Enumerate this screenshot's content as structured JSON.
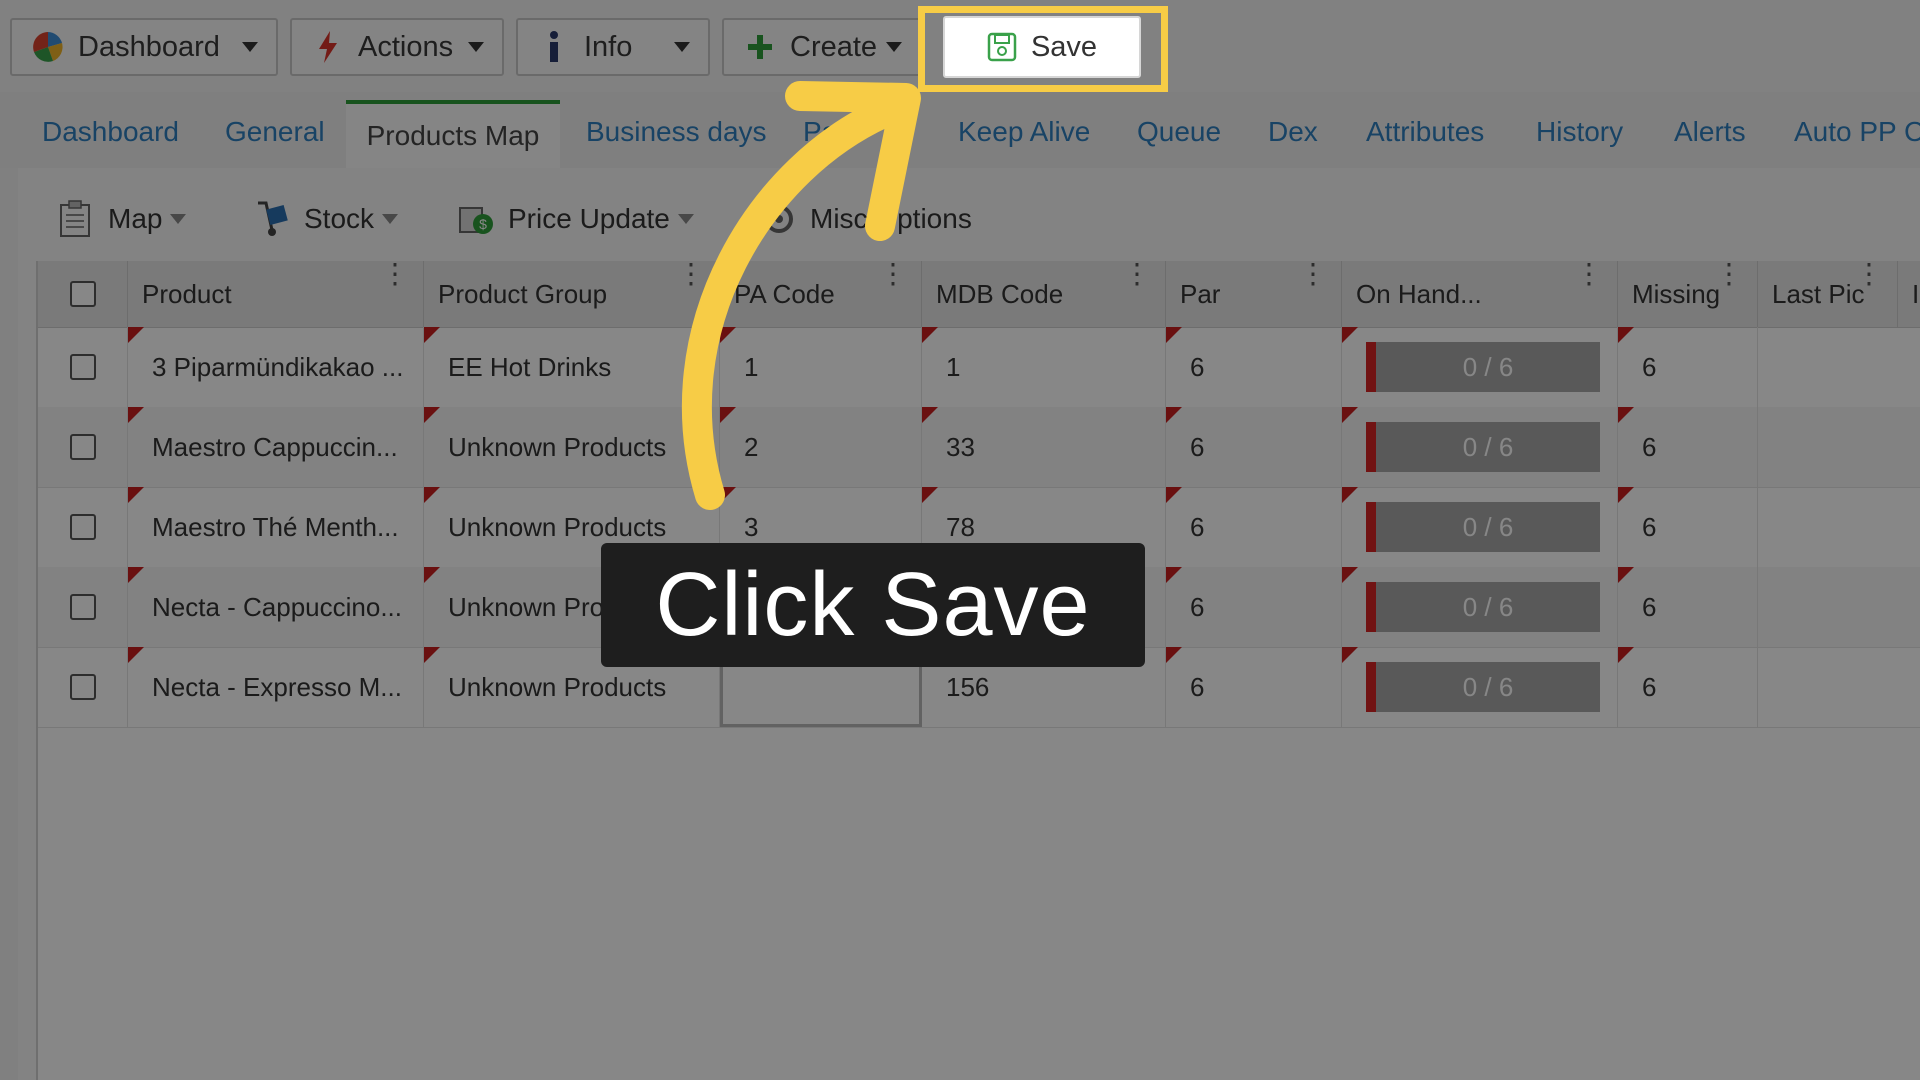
{
  "toolbar": {
    "buttons": [
      {
        "label": "Dashboard",
        "icon": "pie-chart-icon"
      },
      {
        "label": "Actions",
        "icon": "lightning-icon"
      },
      {
        "label": "Info",
        "icon": "info-icon"
      },
      {
        "label": "Create",
        "icon": "plus-icon"
      }
    ],
    "save_label": "Save"
  },
  "tabs": [
    "Dashboard",
    "General",
    "Products Map",
    "Business days",
    "Pay",
    "Keep Alive",
    "Queue",
    "Dex",
    "Attributes",
    "History",
    "Alerts",
    "Auto PP C"
  ],
  "active_tab": "Products Map",
  "subtoolbar": [
    "Map",
    "Stock",
    "Price Update",
    "Misc Options"
  ],
  "grid": {
    "columns": [
      "",
      "Product",
      "Product Group",
      "PA Code",
      "MDB Code",
      "Par",
      "On Hand...",
      "Missing",
      "Last Pic",
      "I"
    ],
    "rows": [
      {
        "product": "3 Piparmündikakao ...",
        "group": "EE Hot Drinks",
        "pa": "1",
        "mdb": "1",
        "par": "6",
        "onhand": "0 / 6",
        "missing": "6"
      },
      {
        "product": "Maestro Cappuccin...",
        "group": "Unknown Products",
        "pa": "2",
        "mdb": "33",
        "par": "6",
        "onhand": "0 / 6",
        "missing": "6"
      },
      {
        "product": "Maestro Thé Menth...",
        "group": "Unknown Products",
        "pa": "3",
        "mdb": "78",
        "par": "6",
        "onhand": "0 / 6",
        "missing": "6"
      },
      {
        "product": "Necta - Cappuccino...",
        "group": "Unknown Products",
        "pa": "",
        "mdb": "",
        "par": "6",
        "onhand": "0 / 6",
        "missing": "6"
      },
      {
        "product": "Necta - Expresso M...",
        "group": "Unknown Products",
        "pa": "",
        "mdb": "156",
        "par": "6",
        "onhand": "0 / 6",
        "missing": "6"
      }
    ]
  },
  "callout": {
    "text": "Click Save"
  },
  "colors": {
    "highlight": "#f7cc46",
    "tab_link": "#2f7fbf",
    "active_tab_border": "#2e9d3a",
    "flag": "#c81f1f"
  }
}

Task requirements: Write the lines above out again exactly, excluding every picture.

Exercise solution:
Enumerate this screenshot's content as structured JSON.
{
  "toolbar": {
    "buttons": [
      {
        "label": "Dashboard",
        "icon": "pie-chart-icon"
      },
      {
        "label": "Actions",
        "icon": "lightning-icon"
      },
      {
        "label": "Info",
        "icon": "info-icon"
      },
      {
        "label": "Create",
        "icon": "plus-icon"
      }
    ],
    "save_label": "Save"
  },
  "tabs": [
    "Dashboard",
    "General",
    "Products Map",
    "Business days",
    "Pay",
    "Keep Alive",
    "Queue",
    "Dex",
    "Attributes",
    "History",
    "Alerts",
    "Auto PP C"
  ],
  "active_tab": "Products Map",
  "subtoolbar": [
    "Map",
    "Stock",
    "Price Update",
    "Misc Options"
  ],
  "grid": {
    "columns": [
      "",
      "Product",
      "Product Group",
      "PA Code",
      "MDB Code",
      "Par",
      "On Hand...",
      "Missing",
      "Last Pic",
      "I"
    ],
    "rows": [
      {
        "product": "3 Piparmündikakao ...",
        "group": "EE Hot Drinks",
        "pa": "1",
        "mdb": "1",
        "par": "6",
        "onhand": "0 / 6",
        "missing": "6"
      },
      {
        "product": "Maestro Cappuccin...",
        "group": "Unknown Products",
        "pa": "2",
        "mdb": "33",
        "par": "6",
        "onhand": "0 / 6",
        "missing": "6"
      },
      {
        "product": "Maestro Thé Menth...",
        "group": "Unknown Products",
        "pa": "3",
        "mdb": "78",
        "par": "6",
        "onhand": "0 / 6",
        "missing": "6"
      },
      {
        "product": "Necta - Cappuccino...",
        "group": "Unknown Products",
        "pa": "",
        "mdb": "",
        "par": "6",
        "onhand": "0 / 6",
        "missing": "6"
      },
      {
        "product": "Necta - Expresso M...",
        "group": "Unknown Products",
        "pa": "",
        "mdb": "156",
        "par": "6",
        "onhand": "0 / 6",
        "missing": "6"
      }
    ]
  },
  "callout": {
    "text": "Click Save"
  },
  "colors": {
    "highlight": "#f7cc46",
    "tab_link": "#2f7fbf",
    "active_tab_border": "#2e9d3a",
    "flag": "#c81f1f"
  }
}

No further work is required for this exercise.